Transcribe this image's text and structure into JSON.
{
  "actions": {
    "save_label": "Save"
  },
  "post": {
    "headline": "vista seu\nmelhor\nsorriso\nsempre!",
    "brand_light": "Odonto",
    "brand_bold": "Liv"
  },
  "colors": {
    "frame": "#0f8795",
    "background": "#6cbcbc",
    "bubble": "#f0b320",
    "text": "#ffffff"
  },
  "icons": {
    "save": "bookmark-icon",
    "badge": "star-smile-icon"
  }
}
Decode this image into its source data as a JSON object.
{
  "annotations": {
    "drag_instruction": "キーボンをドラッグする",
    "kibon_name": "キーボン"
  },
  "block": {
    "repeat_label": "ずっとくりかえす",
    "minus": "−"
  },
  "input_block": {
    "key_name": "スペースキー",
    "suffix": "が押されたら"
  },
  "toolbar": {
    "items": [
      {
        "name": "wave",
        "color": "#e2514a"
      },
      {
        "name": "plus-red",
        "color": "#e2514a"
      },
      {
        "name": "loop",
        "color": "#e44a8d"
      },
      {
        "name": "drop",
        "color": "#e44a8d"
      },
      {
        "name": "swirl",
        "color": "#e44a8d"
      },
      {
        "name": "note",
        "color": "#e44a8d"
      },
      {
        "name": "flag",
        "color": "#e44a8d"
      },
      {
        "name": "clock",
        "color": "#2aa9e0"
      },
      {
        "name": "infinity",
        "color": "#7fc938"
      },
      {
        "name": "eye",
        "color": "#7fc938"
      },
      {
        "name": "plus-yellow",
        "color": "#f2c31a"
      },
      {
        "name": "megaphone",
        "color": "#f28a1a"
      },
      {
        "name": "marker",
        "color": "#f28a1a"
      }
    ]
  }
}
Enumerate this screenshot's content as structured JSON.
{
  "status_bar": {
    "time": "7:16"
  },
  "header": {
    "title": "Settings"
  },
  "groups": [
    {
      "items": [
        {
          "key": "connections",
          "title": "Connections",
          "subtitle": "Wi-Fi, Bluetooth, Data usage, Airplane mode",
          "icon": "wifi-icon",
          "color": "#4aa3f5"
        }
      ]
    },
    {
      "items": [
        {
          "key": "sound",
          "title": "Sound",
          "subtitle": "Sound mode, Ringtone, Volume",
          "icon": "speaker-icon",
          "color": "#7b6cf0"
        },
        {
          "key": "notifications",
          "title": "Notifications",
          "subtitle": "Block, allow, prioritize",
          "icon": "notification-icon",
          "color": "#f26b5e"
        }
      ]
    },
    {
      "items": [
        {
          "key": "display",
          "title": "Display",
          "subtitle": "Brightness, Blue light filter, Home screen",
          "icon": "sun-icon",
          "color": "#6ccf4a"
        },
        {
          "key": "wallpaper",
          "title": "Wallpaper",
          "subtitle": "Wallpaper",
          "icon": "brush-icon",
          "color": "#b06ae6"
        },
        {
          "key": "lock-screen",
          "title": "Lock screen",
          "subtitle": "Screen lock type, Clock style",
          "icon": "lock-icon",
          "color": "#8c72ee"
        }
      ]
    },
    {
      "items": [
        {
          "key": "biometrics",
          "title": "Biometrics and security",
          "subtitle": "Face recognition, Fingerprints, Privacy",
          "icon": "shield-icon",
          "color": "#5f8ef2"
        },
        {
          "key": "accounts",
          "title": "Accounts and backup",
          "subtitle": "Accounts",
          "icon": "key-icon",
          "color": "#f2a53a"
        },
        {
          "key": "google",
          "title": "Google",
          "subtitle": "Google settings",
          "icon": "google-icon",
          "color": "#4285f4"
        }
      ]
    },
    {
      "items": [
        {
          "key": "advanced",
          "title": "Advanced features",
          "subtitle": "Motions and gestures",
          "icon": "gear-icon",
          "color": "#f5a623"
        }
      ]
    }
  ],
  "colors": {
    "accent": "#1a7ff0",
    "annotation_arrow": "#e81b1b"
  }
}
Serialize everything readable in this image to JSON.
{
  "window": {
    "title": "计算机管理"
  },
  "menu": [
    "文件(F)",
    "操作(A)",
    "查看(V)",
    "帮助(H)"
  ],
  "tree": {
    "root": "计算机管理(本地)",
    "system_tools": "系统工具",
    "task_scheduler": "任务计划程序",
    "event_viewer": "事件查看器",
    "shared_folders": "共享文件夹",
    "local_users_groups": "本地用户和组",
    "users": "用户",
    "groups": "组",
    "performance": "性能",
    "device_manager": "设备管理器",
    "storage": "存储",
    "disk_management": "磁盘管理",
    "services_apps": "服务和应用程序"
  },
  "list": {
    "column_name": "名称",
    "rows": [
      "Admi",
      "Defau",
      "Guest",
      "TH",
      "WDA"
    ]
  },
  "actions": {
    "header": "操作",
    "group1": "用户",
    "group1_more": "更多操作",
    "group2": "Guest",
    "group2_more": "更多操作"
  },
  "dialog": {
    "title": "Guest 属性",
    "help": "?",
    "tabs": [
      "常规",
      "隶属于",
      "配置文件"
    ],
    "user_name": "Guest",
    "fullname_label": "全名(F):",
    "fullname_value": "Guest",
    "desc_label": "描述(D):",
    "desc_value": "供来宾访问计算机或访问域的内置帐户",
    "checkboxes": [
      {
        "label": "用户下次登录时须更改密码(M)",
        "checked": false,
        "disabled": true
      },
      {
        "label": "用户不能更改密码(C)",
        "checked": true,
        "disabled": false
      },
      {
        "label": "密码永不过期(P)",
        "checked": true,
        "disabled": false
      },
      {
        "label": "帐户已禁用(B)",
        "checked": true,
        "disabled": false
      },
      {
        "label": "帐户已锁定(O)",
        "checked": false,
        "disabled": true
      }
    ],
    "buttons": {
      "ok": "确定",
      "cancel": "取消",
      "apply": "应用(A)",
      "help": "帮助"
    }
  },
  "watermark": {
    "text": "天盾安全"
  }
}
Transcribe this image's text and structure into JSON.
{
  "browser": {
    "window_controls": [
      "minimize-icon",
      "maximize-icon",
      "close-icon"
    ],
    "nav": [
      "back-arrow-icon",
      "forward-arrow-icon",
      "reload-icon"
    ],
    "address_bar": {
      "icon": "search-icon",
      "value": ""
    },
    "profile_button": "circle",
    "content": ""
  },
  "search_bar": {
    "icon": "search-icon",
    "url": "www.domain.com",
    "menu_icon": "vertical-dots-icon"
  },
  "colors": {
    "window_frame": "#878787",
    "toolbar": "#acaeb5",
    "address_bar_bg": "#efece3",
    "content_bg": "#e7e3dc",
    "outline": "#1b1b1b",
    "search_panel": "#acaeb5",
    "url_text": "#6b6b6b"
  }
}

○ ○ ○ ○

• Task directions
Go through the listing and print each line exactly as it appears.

• Response to the task
Transcribe this image's text and structure into JSON.
{
  "actions": {
    "save_label": "Save"
  },
  "post": {
    "headline": "vista seu\nmelhor\nsorriso\nsempre!",
    "brand_light": "Odonto",
    "brand_bold": "Liv"
  },
  "colors": {
    "frame": "#0f8795",
    "background": "#6cbcbc",
    "bubble": "#f0b320",
    "text": "#ffffff"
  },
  "icons": {
    "save": "bookmark-icon",
    "badge": "star-smile-icon"
  }
}
Decode this image into its source data as a JSON object.
{
  "annotations": {
    "drag_instruction": "キーボンをドラッグする",
    "kibon_name": "キーボン"
  },
  "block": {
    "repeat_label": "ずっとくりかえす",
    "minus": "−"
  },
  "input_block": {
    "key_name": "スペースキー",
    "suffix": "が押されたら"
  },
  "toolbar": {
    "items": [
      {
        "name": "wave",
        "color": "#e2514a"
      },
      {
        "name": "plus-red",
        "color": "#e2514a"
      },
      {
        "name": "loop",
        "color": "#e44a8d"
      },
      {
        "name": "drop",
        "color": "#e44a8d"
      },
      {
        "name": "swirl",
        "color": "#e44a8d"
      },
      {
        "name": "note",
        "color": "#e44a8d"
      },
      {
        "name": "flag",
        "color": "#e44a8d"
      },
      {
        "name": "clock",
        "color": "#2aa9e0"
      },
      {
        "name": "infinity",
        "color": "#7fc938"
      },
      {
        "name": "eye",
        "color": "#7fc938"
      },
      {
        "name": "plus-yellow",
        "color": "#f2c31a"
      },
      {
        "name": "megaphone",
        "color": "#f28a1a"
      },
      {
        "name": "marker",
        "color": "#f28a1a"
      }
    ]
  }
}
Enumerate this screenshot's content as structured JSON.
{
  "status_bar": {
    "time": "7:16"
  },
  "header": {
    "title": "Settings"
  },
  "groups": [
    {
      "items": [
        {
          "key": "connections",
          "title": "Connections",
          "subtitle": "Wi-Fi, Bluetooth, Data usage, Airplane mode",
          "icon": "wifi-icon",
          "color": "#4aa3f5"
        }
      ]
    },
    {
      "items": [
        {
          "key": "sound",
          "title": "Sound",
          "subtitle": "Sound mode, Ringtone, Volume",
          "icon": "speaker-icon",
          "color": "#7b6cf0"
        },
        {
          "key": "notifications",
          "title": "Notifications",
          "subtitle": "Block, allow, prioritize",
          "icon": "notification-icon",
          "color": "#f26b5e"
        }
      ]
    },
    {
      "items": [
        {
          "key": "display",
          "title": "Display",
          "subtitle": "Brightness, Blue light filter, Home screen",
          "icon": "sun-icon",
          "color": "#6ccf4a"
        },
        {
          "key": "wallpaper",
          "title": "Wallpaper",
          "subtitle": "Wallpaper",
          "icon": "brush-icon",
          "color": "#b06ae6"
        },
        {
          "key": "lock-screen",
          "title": "Lock screen",
          "subtitle": "Screen lock type, Clock style",
          "icon": "lock-icon",
          "color": "#8c72ee"
        }
      ]
    },
    {
      "items": [
        {
          "key": "biometrics",
          "title": "Biometrics and security",
          "subtitle": "Face recognition, Fingerprints, Privacy",
          "icon": "shield-icon",
          "color": "#5f8ef2"
        },
        {
          "key": "accounts",
          "title": "Accounts and backup",
          "subtitle": "Accounts",
          "icon": "key-icon",
          "color": "#f2a53a"
        },
        {
          "key": "google",
          "title": "Google",
          "subtitle": "Google settings",
          "icon": "google-icon",
          "color": "#4285f4"
        }
      ]
    },
    {
      "items": [
        {
          "key": "advanced",
          "title": "Advanced features",
          "subtitle": "Motions and gestures",
          "icon": "gear-icon",
          "color": "#f5a623"
        }
      ]
    }
  ],
  "colors": {
    "accent": "#1a7ff0",
    "annotation_arrow": "#e81b1b"
  }
}
Serialize everything readable in this image to JSON.
{
  "window": {
    "title": "计算机管理"
  },
  "menu": [
    "文件(F)",
    "操作(A)",
    "查看(V)",
    "帮助(H)"
  ],
  "tree": {
    "root": "计算机管理(本地)",
    "system_tools": "系统工具",
    "task_scheduler": "任务计划程序",
    "event_viewer": "事件查看器",
    "shared_folders": "共享文件夹",
    "local_users_groups": "本地用户和组",
    "users": "用户",
    "groups": "组",
    "performance": "性能",
    "device_manager": "设备管理器",
    "storage": "存储",
    "disk_management": "磁盘管理",
    "services_apps": "服务和应用程序"
  },
  "list": {
    "column_name": "名称",
    "rows": [
      "Admi",
      "Defau",
      "Guest",
      "TH",
      "WDA"
    ]
  },
  "actions": {
    "header": "操作",
    "group1": "用户",
    "group1_more": "更多操作",
    "group2": "Guest",
    "group2_more": "更多操作"
  },
  "dialog": {
    "title": "Guest 属性",
    "help": "?",
    "tabs": [
      "常规",
      "隶属于",
      "配置文件"
    ],
    "user_name": "Guest",
    "fullname_label": "全名(F):",
    "fullname_value": "Guest",
    "desc_label": "描述(D):",
    "desc_value": "供来宾访问计算机或访问域的内置帐户",
    "checkboxes": [
      {
        "label": "用户下次登录时须更改密码(M)",
        "checked": false,
        "disabled": true
      },
      {
        "label": "用户不能更改密码(C)",
        "checked": true,
        "disabled": false
      },
      {
        "label": "密码永不过期(P)",
        "checked": true,
        "disabled": false
      },
      {
        "label": "帐户已禁用(B)",
        "checked": true,
        "disabled": false
      },
      {
        "label": "帐户已锁定(O)",
        "checked": false,
        "disabled": true
      }
    ],
    "buttons": {
      "ok": "确定",
      "cancel": "取消",
      "apply": "应用(A)",
      "help": "帮助"
    }
  },
  "watermark": {
    "text": "天盾安全"
  }
}
Transcribe this image's text and structure into JSON.
{
  "browser": {
    "window_controls": [
      "minimize-icon",
      "maximize-icon",
      "close-icon"
    ],
    "nav": [
      "back-arrow-icon",
      "forward-arrow-icon",
      "reload-icon"
    ],
    "address_bar": {
      "icon": "search-icon",
      "value": ""
    },
    "profile_button": "circle",
    "content": ""
  },
  "search_bar": {
    "icon": "search-icon",
    "url": "www.domain.com",
    "menu_icon": "vertical-dots-icon"
  },
  "colors": {
    "window_frame": "#878787",
    "toolbar": "#acaeb5",
    "address_bar_bg": "#efece3",
    "content_bg": "#e7e3dc",
    "outline": "#1b1b1b",
    "search_panel": "#acaeb5",
    "url_text": "#6b6b6b"
  }
}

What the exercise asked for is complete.